Could you repeat every line below exactly, skipping the images?

> Source data:
■ ■ ■ ■ ■ ■ ■
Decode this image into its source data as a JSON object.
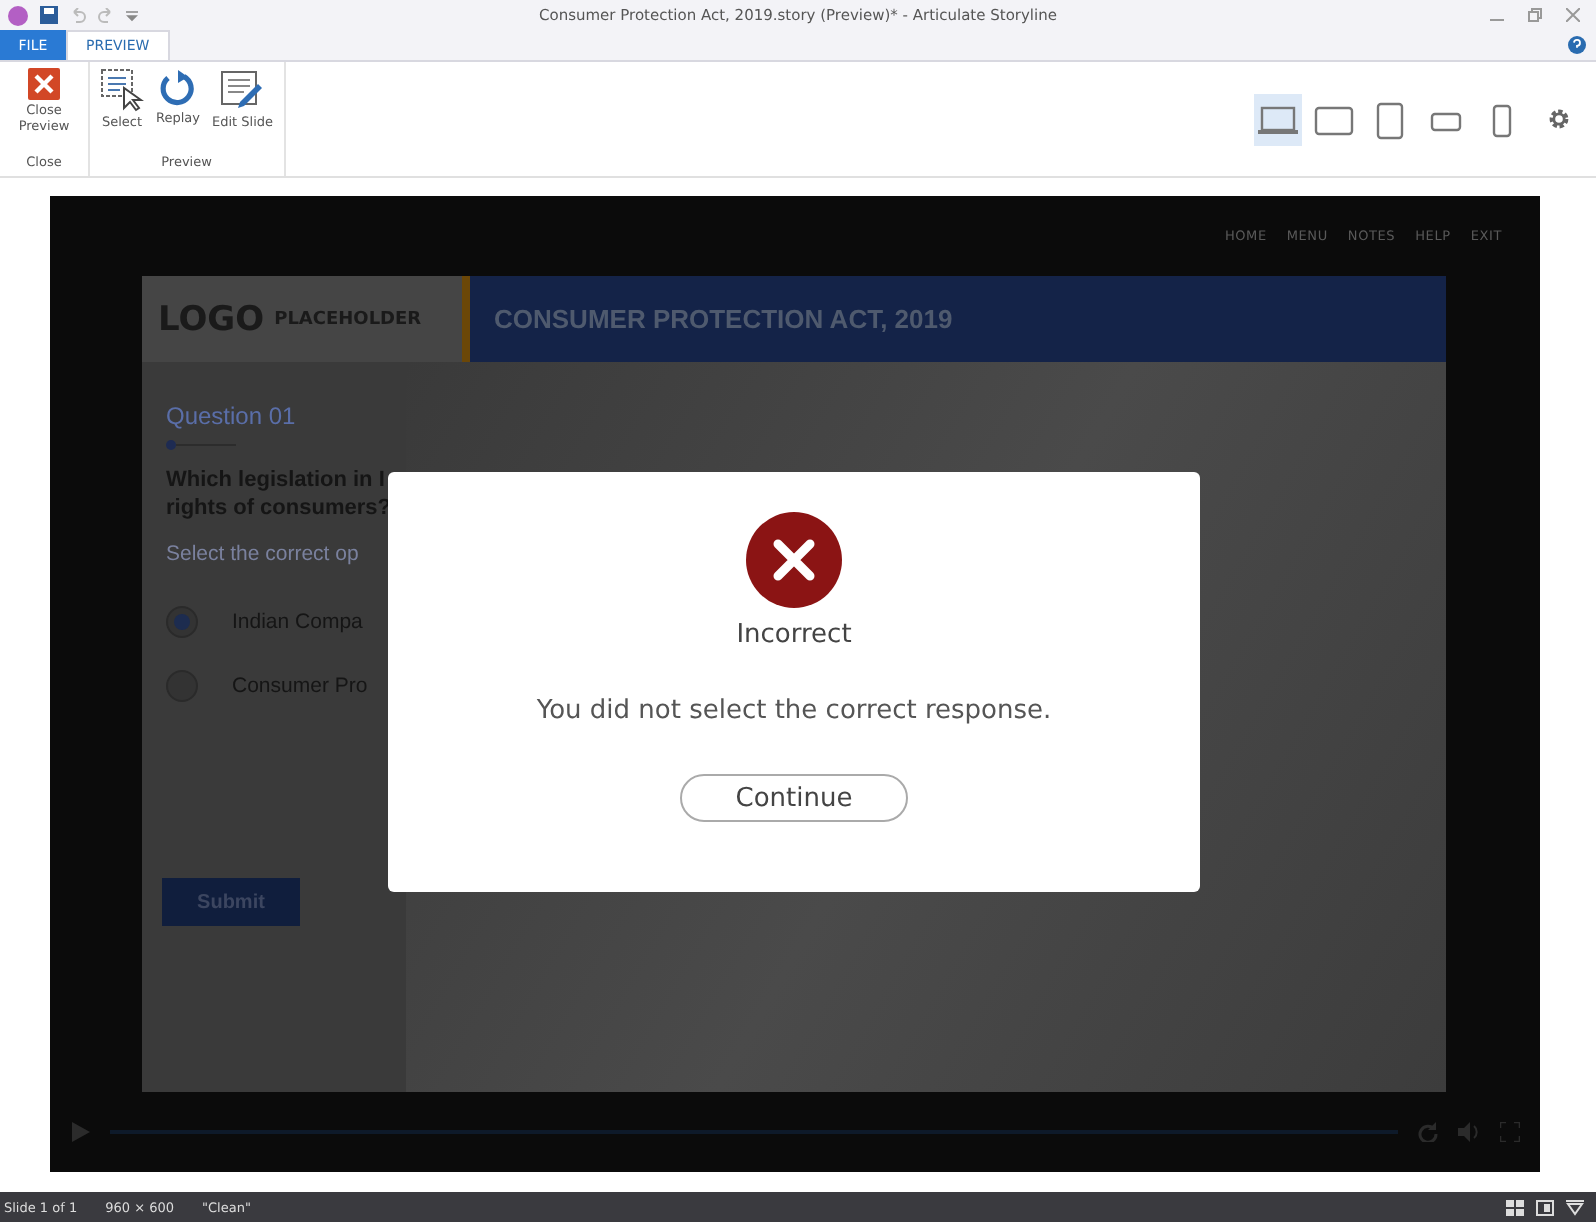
{
  "window": {
    "title": "Consumer Protection Act, 2019.story (Preview)* -  Articulate Storyline"
  },
  "tabs": [
    {
      "label": "FILE",
      "selected": false
    },
    {
      "label": "PREVIEW",
      "selected": true
    }
  ],
  "ribbon": {
    "groups": [
      {
        "label": "Close",
        "buttons": [
          {
            "label": "Close Preview",
            "kind": "close"
          }
        ]
      },
      {
        "label": "Preview",
        "buttons": [
          {
            "label": "Select",
            "kind": "select"
          },
          {
            "label": "Replay",
            "kind": "replay"
          },
          {
            "label": "Edit Slide",
            "kind": "edit"
          }
        ]
      }
    ],
    "devices": [
      {
        "kind": "laptop",
        "selected": true
      },
      {
        "kind": "tablet-landscape",
        "selected": false
      },
      {
        "kind": "tablet-portrait",
        "selected": false
      },
      {
        "kind": "phone-landscape",
        "selected": false
      },
      {
        "kind": "phone-portrait",
        "selected": false
      }
    ]
  },
  "player": {
    "nav": [
      "HOME",
      "MENU",
      "NOTES",
      "HELP",
      "EXIT"
    ],
    "slide": {
      "logo": "LOGO",
      "logo_sub": "PLACEHOLDER",
      "title": "CONSUMER PROTECTION ACT, 2019",
      "question_label": "Question 01",
      "question": [
        "Which legislation in I",
        "rights of consumers?"
      ],
      "instruction": "Select the correct op",
      "options": [
        {
          "label": "Indian Compa",
          "selected": true
        },
        {
          "label": "Consumer Pro",
          "selected": false
        }
      ],
      "submit": "Submit"
    },
    "dialog": {
      "title": "Incorrect",
      "message": "You did not select the correct response.",
      "button": "Continue"
    }
  },
  "status_bar": {
    "slide": "Slide 1 of 1",
    "size": "960 × 600",
    "theme": "\"Clean\""
  }
}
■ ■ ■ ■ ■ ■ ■
> Solved exercise:
Decode this image into its source data as a JSON object.
{
  "window": {
    "title": "Consumer Protection Act, 2019.story (Preview)* -  Articulate Storyline"
  },
  "tabs": [
    {
      "label": "FILE",
      "selected": false
    },
    {
      "label": "PREVIEW",
      "selected": true
    }
  ],
  "ribbon": {
    "groups": [
      {
        "label": "Close",
        "buttons": [
          {
            "label": "Close Preview",
            "kind": "close"
          }
        ]
      },
      {
        "label": "Preview",
        "buttons": [
          {
            "label": "Select",
            "kind": "select"
          },
          {
            "label": "Replay",
            "kind": "replay"
          },
          {
            "label": "Edit Slide",
            "kind": "edit"
          }
        ]
      }
    ],
    "devices": [
      {
        "kind": "laptop",
        "selected": true
      },
      {
        "kind": "tablet-landscape",
        "selected": false
      },
      {
        "kind": "tablet-portrait",
        "selected": false
      },
      {
        "kind": "phone-landscape",
        "selected": false
      },
      {
        "kind": "phone-portrait",
        "selected": false
      }
    ]
  },
  "player": {
    "nav": [
      "HOME",
      "MENU",
      "NOTES",
      "HELP",
      "EXIT"
    ],
    "slide": {
      "logo": "LOGO",
      "logo_sub": "PLACEHOLDER",
      "title": "CONSUMER PROTECTION ACT, 2019",
      "question_label": "Question 01",
      "question": [
        "Which legislation in I",
        "rights of consumers?"
      ],
      "instruction": "Select the correct op",
      "options": [
        {
          "label": "Indian Compa",
          "selected": true
        },
        {
          "label": "Consumer Pro",
          "selected": false
        }
      ],
      "submit": "Submit"
    },
    "dialog": {
      "title": "Incorrect",
      "message": "You did not select the correct response.",
      "button": "Continue"
    }
  },
  "status_bar": {
    "slide": "Slide 1 of 1",
    "size": "960 × 600",
    "theme": "\"Clean\""
  }
}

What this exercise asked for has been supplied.